[Exercise prompt] Bring back every record exactly, except for the pictures, which stay out.

···

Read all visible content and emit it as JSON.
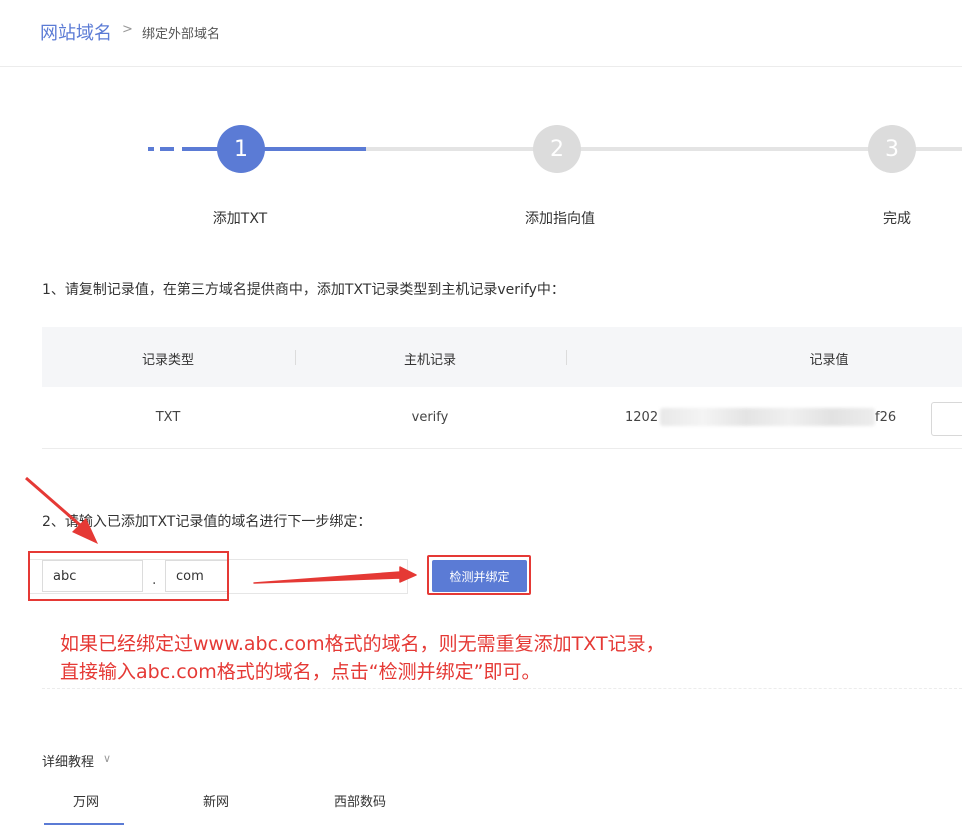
{
  "breadcrumb": {
    "root": "网站域名",
    "separator": ">",
    "current": "绑定外部域名"
  },
  "steps": [
    {
      "number": "1",
      "label": "添加TXT",
      "state": "active"
    },
    {
      "number": "2",
      "label": "添加指向值",
      "state": "todo"
    },
    {
      "number": "3",
      "label": "完成",
      "state": "todo"
    }
  ],
  "step1_instruction": "1、请复制记录值，在第三方域名提供商中，添加TXT记录类型到主机记录verify中：",
  "table": {
    "headers": [
      "记录类型",
      "主机记录",
      "记录值"
    ],
    "row": {
      "type": "TXT",
      "host": "verify",
      "value_start": "1202",
      "value_end": "f26"
    }
  },
  "step2_instruction": "2、请输入已添加TXT记录值的域名进行下一步绑定：",
  "domain_input": {
    "name_value": "abc",
    "dot": ".",
    "suffix_value": "com"
  },
  "bind_button": "检测并绑定",
  "annotation": {
    "line1": "如果已经绑定过www.abc.com格式的域名，则无需重复添加TXT记录，",
    "line2": "直接输入abc.com格式的域名，点击“检测并绑定”即可。"
  },
  "tutorial": {
    "title": "详细教程",
    "chevron_icon": "chevron-down-icon",
    "tabs": [
      "万网",
      "新网",
      "西部数码"
    ]
  },
  "colors": {
    "accent": "#5b7bd5",
    "annotation_red": "#e53935",
    "inactive_step": "#dcdcdc"
  }
}
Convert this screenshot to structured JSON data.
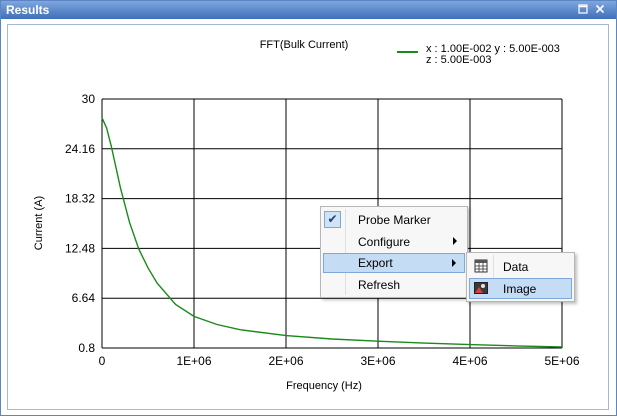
{
  "window": {
    "title": "Results",
    "restore_icon": "restore-icon",
    "close_icon": "close-icon"
  },
  "chart_data": {
    "type": "line",
    "title": "FFT(Bulk Current)",
    "xlabel": "Frequency (Hz)",
    "ylabel": "Current (A)",
    "xlim": [
      0,
      5000000
    ],
    "ylim": [
      0.8,
      30
    ],
    "x_ticks": [
      "0",
      "1E+06",
      "2E+06",
      "3E+06",
      "4E+06",
      "5E+06"
    ],
    "y_ticks": [
      "30",
      "24.16",
      "18.32",
      "12.48",
      "6.64",
      "0.8"
    ],
    "grid": true,
    "legend_placement": "top-right",
    "legend_text": {
      "line1": "x : 1.00E-002   y : 5.00E-003",
      "line2": "z : 5.00E-003"
    },
    "series_color": "#1a8a1a",
    "series": [
      {
        "x": [
          0,
          50000,
          100000,
          200000,
          300000,
          400000,
          500000,
          600000,
          800000,
          1000000,
          1250000,
          1500000,
          2000000,
          2500000,
          3000000,
          3500000,
          4000000,
          4500000,
          5000000
        ],
        "values": [
          27.8,
          26.6,
          24.5,
          19.6,
          15.5,
          12.4,
          10.2,
          8.4,
          5.9,
          4.5,
          3.55,
          2.95,
          2.25,
          1.85,
          1.6,
          1.38,
          1.2,
          1.05,
          0.92
        ]
      }
    ]
  },
  "context_menu": {
    "items": [
      {
        "label": "Probe Marker",
        "checked": true
      },
      {
        "label": "Configure",
        "submenu": true
      },
      {
        "label": "Export",
        "submenu": true,
        "highlighted": true
      },
      {
        "label": "Refresh"
      }
    ]
  },
  "export_submenu": {
    "items": [
      {
        "label": "Data",
        "icon": "data-icon"
      },
      {
        "label": "Image",
        "icon": "image-icon",
        "highlighted": true
      }
    ]
  }
}
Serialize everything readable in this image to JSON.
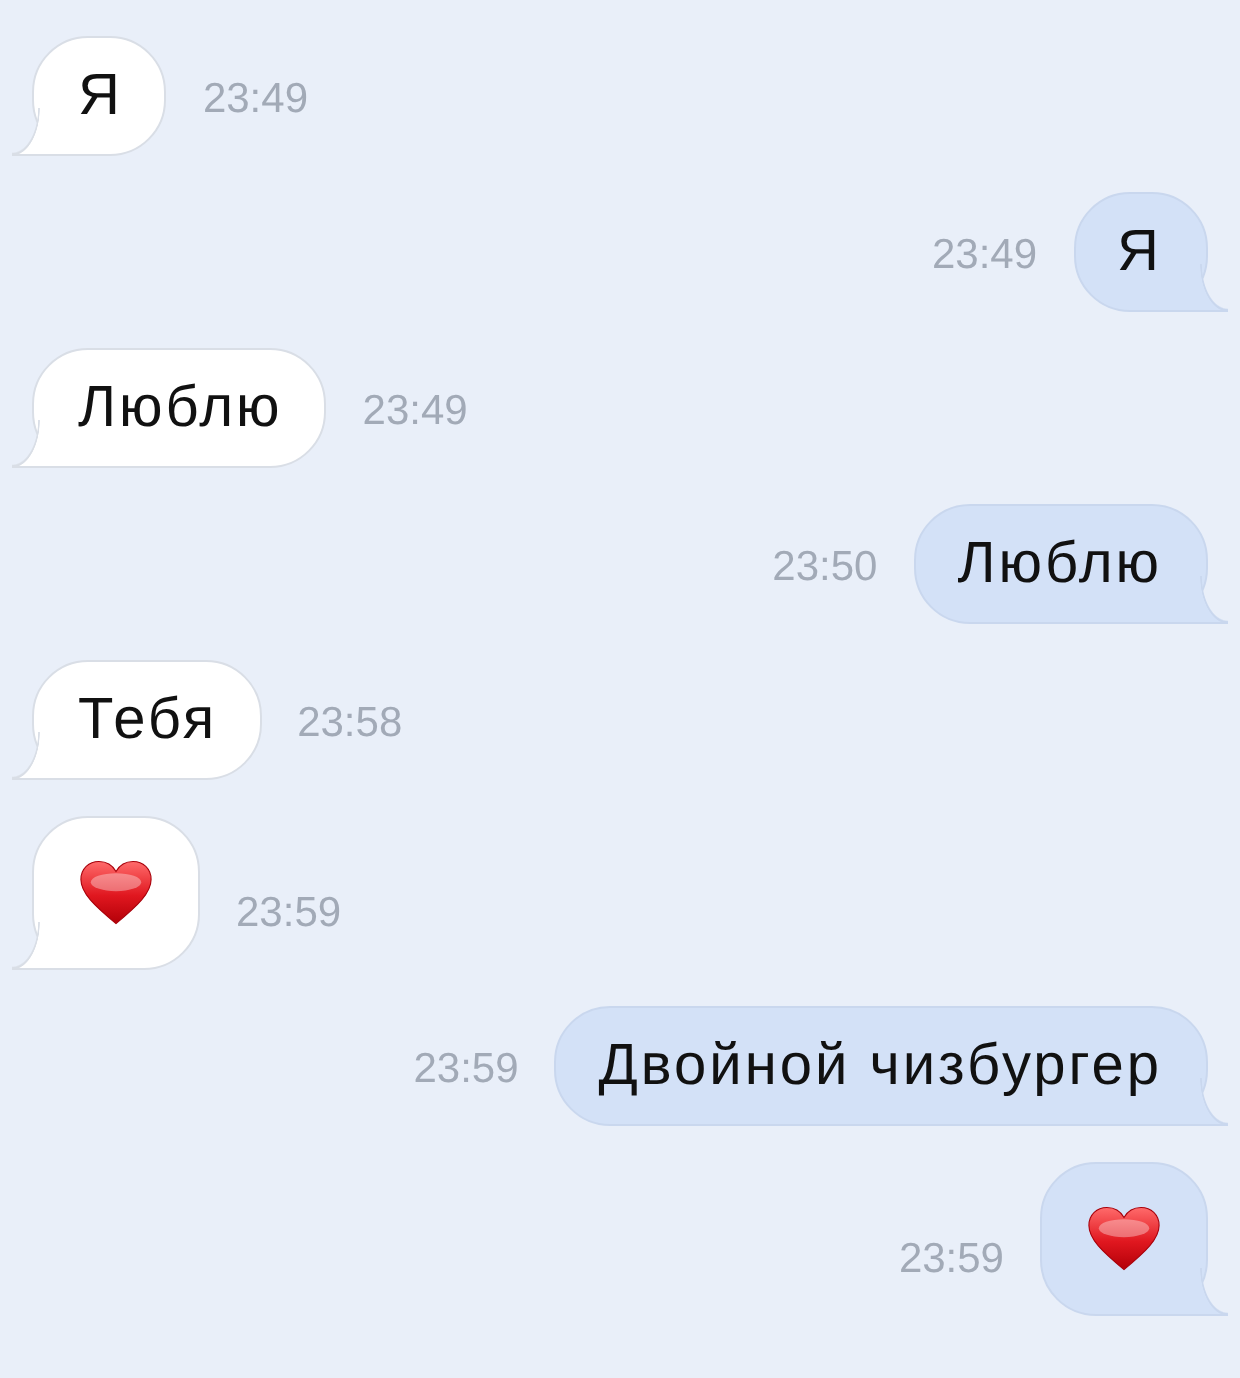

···

[Completed task]
Read all visible content and emit it as JSON.
{
  "breadcrumb": {
    "root": "网站域名",
    "separator": ">",
    "current": "绑定外部域名"
  },
  "steps": [
    {
      "number": "1",
      "label": "添加TXT",
      "state": "active"
    },
    {
      "number": "2",
      "label": "添加指向值",
      "state": "todo"
    },
    {
      "number": "3",
      "label": "完成",
      "state": "todo"
    }
  ],
  "step1_instruction": "1、请复制记录值，在第三方域名提供商中，添加TXT记录类型到主机记录verify中：",
  "table": {
    "headers": [
      "记录类型",
      "主机记录",
      "记录值"
    ],
    "row": {
      "type": "TXT",
      "host": "verify",
      "value_start": "1202",
      "value_end": "f26"
    }
  },
  "step2_instruction": "2、请输入已添加TXT记录值的域名进行下一步绑定：",
  "domain_input": {
    "name_value": "abc",
    "dot": ".",
    "suffix_value": "com"
  },
  "bind_button": "检测并绑定",
  "annotation": {
    "line1": "如果已经绑定过www.abc.com格式的域名，则无需重复添加TXT记录，",
    "line2": "直接输入abc.com格式的域名，点击“检测并绑定”即可。"
  },
  "tutorial": {
    "title": "详细教程",
    "chevron_icon": "chevron-down-icon",
    "tabs": [
      "万网",
      "新网",
      "西部数码"
    ]
  },
  "colors": {
    "accent": "#5b7bd5",
    "annotation_red": "#e53935",
    "inactive_step": "#dcdcdc"
  }
}
Convert this screenshot to structured JSON data.
{
  "window": {
    "title": "Results",
    "restore_icon": "restore-icon",
    "close_icon": "close-icon"
  },
  "chart_data": {
    "type": "line",
    "title": "FFT(Bulk Current)",
    "xlabel": "Frequency (Hz)",
    "ylabel": "Current (A)",
    "xlim": [
      0,
      5000000
    ],
    "ylim": [
      0.8,
      30
    ],
    "x_ticks": [
      "0",
      "1E+06",
      "2E+06",
      "3E+06",
      "4E+06",
      "5E+06"
    ],
    "y_ticks": [
      "30",
      "24.16",
      "18.32",
      "12.48",
      "6.64",
      "0.8"
    ],
    "grid": true,
    "legend_placement": "top-right",
    "legend_text": {
      "line1": "x : 1.00E-002   y : 5.00E-003",
      "line2": "z : 5.00E-003"
    },
    "series_color": "#1a8a1a",
    "series": [
      {
        "x": [
          0,
          50000,
          100000,
          200000,
          300000,
          400000,
          500000,
          600000,
          800000,
          1000000,
          1250000,
          1500000,
          2000000,
          2500000,
          3000000,
          3500000,
          4000000,
          4500000,
          5000000
        ],
        "values": [
          27.8,
          26.6,
          24.5,
          19.6,
          15.5,
          12.4,
          10.2,
          8.4,
          5.9,
          4.5,
          3.55,
          2.95,
          2.25,
          1.85,
          1.6,
          1.38,
          1.2,
          1.05,
          0.92
        ]
      }
    ]
  },
  "context_menu": {
    "items": [
      {
        "label": "Probe Marker",
        "checked": true
      },
      {
        "label": "Configure",
        "submenu": true
      },
      {
        "label": "Export",
        "submenu": true,
        "highlighted": true
      },
      {
        "label": "Refresh"
      }
    ]
  },
  "export_submenu": {
    "items": [
      {
        "label": "Data",
        "icon": "data-icon"
      },
      {
        "label": "Image",
        "icon": "image-icon",
        "highlighted": true
      }
    ]
  }
}
Serialize everything readable in this image to JSON.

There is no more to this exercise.